With bubbles, you can record your screen as you use whatever design tool you prefer, so feel free to use a virtual whiteboard to show your process if Figma is your drug of choice.
4. Present your design(s)
Now that you’ve set the scene with some important context, walk your reviewers through your design(s). Briefly discuss any design themes or principles influencing the work, explaining how you believe your work embodies these principles.
For example, some principles guiding your design may include “accessible,” “inspirational,” and “tongue-in-cheek.”
Remind the participants that you’re seeking feedback as to how the design(s) succeeds or fails as a solution to the stated “problem,” meets the business’s objectives, and aligns with the project’s specified design principles.
5. Ask the right questions
Don’t just ask your colleagues “how they like your design”. Ask them specific questions, such as:
- What is memorable about this design?
- Who would this design appeal to?
- How could this design be more simple?
- Is there anything confusing about this design?

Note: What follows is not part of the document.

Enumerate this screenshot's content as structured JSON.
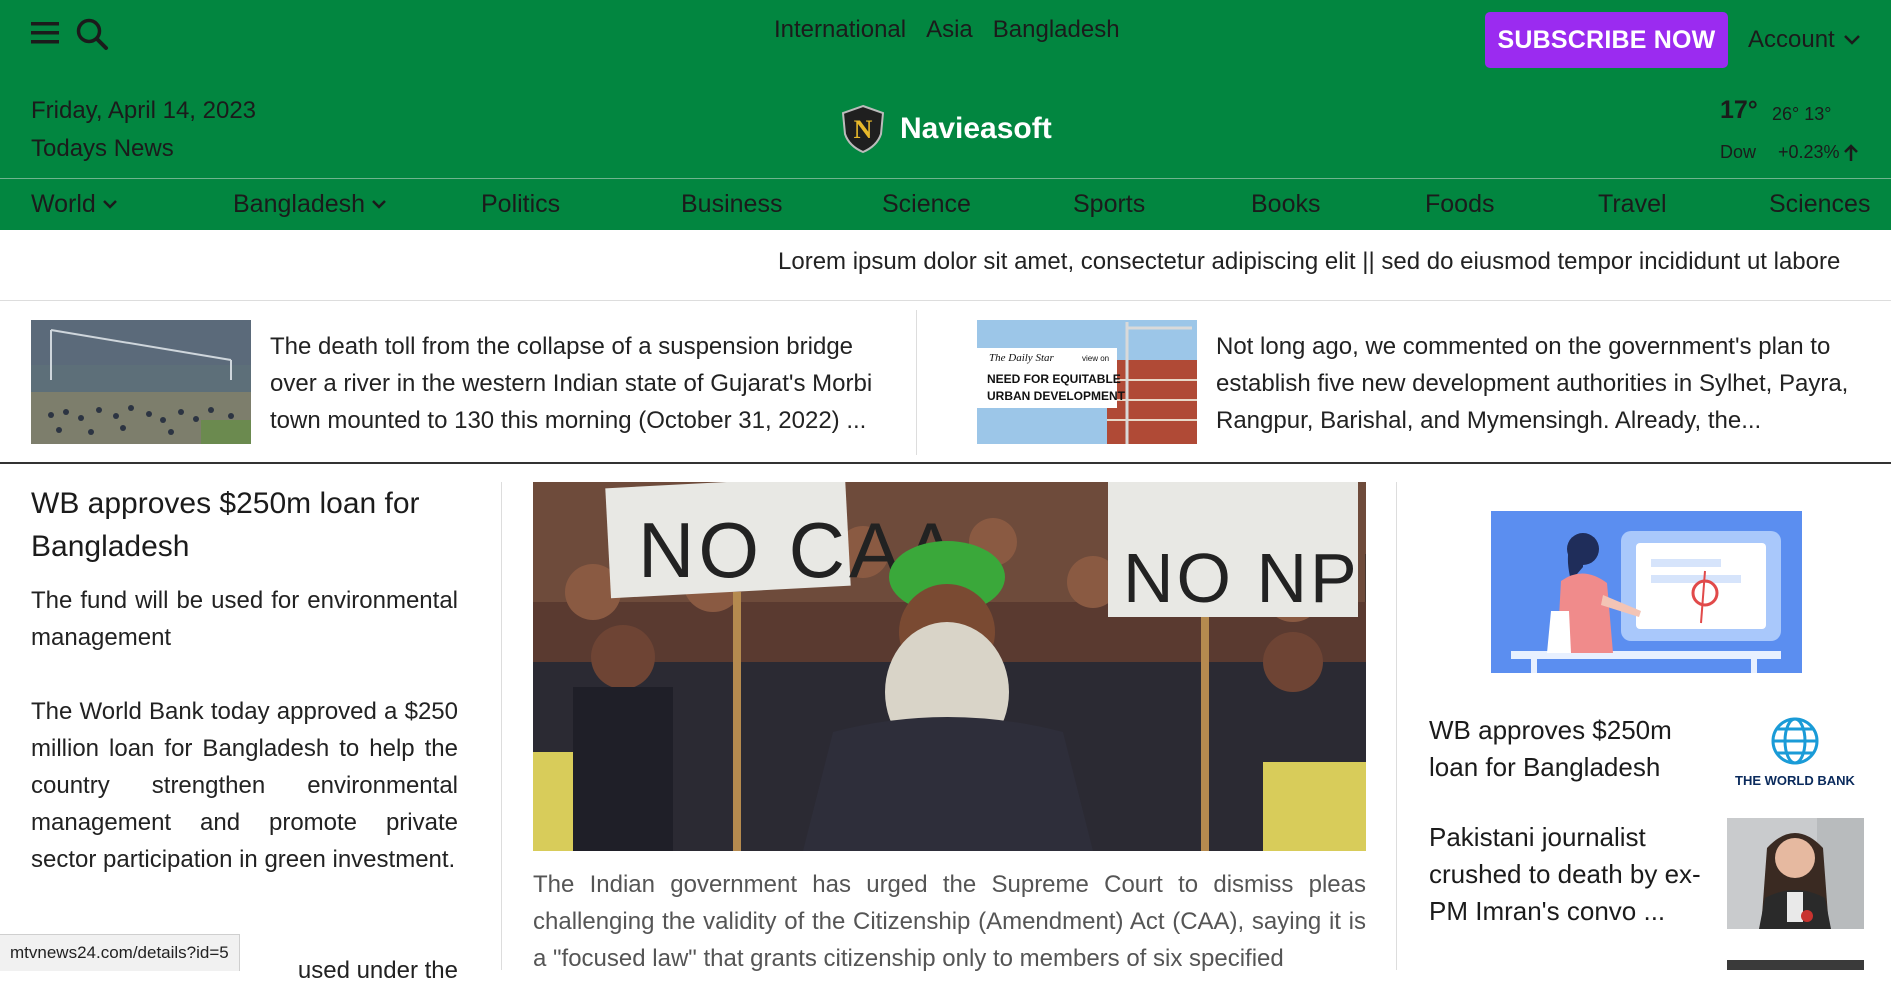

- What problem does this design solve?
- What feeling does this design evoke for you?
To keep it simple, you can develop your own feedback matrix or question templates for various types of design reviews.
Share these with participants alongside the bubbles link so reviewers can refer to them as they watch your presentation and consider what to put their comments.
6. Review feedback and outline the next steps
After the rest of the stakeholders and decision-makers have had a chance to engage with your design review and leave comments, it’s time to check — and respond to — the feedback you’ve received.
With bubbles, this means reviewing the time-stamped comments (or comment threads) on your design review video and responding to them. (Isn’t technology great? Now you can have real creative conversations — no matter what country or time zone you’re in!).
Your next step: prioritization. Distill your feedback into action items and take action.
7. Iterate and repeat
This step kinda speaks for itself, doesn’t it? Apply the feedback you’ve received, rinse, and repeat.
Try bubbles for efficient async design reviews
Design review meetings are a vital part of product development, and we’re pretty sure they’re not going anywhere anytime soon.
With bubbles, your design review meetings will take much less time to plan and execute, you’ll be able to discuss your designs and motivations uninterrupted, and, most importantly, you’ll be able to gather higher-quality feedback, in-context, while allowing everyone involved to respond in their own time.
Best of all? Bubbles is totally free! Try our free Chrome extension and see how quick and easy it is to get started.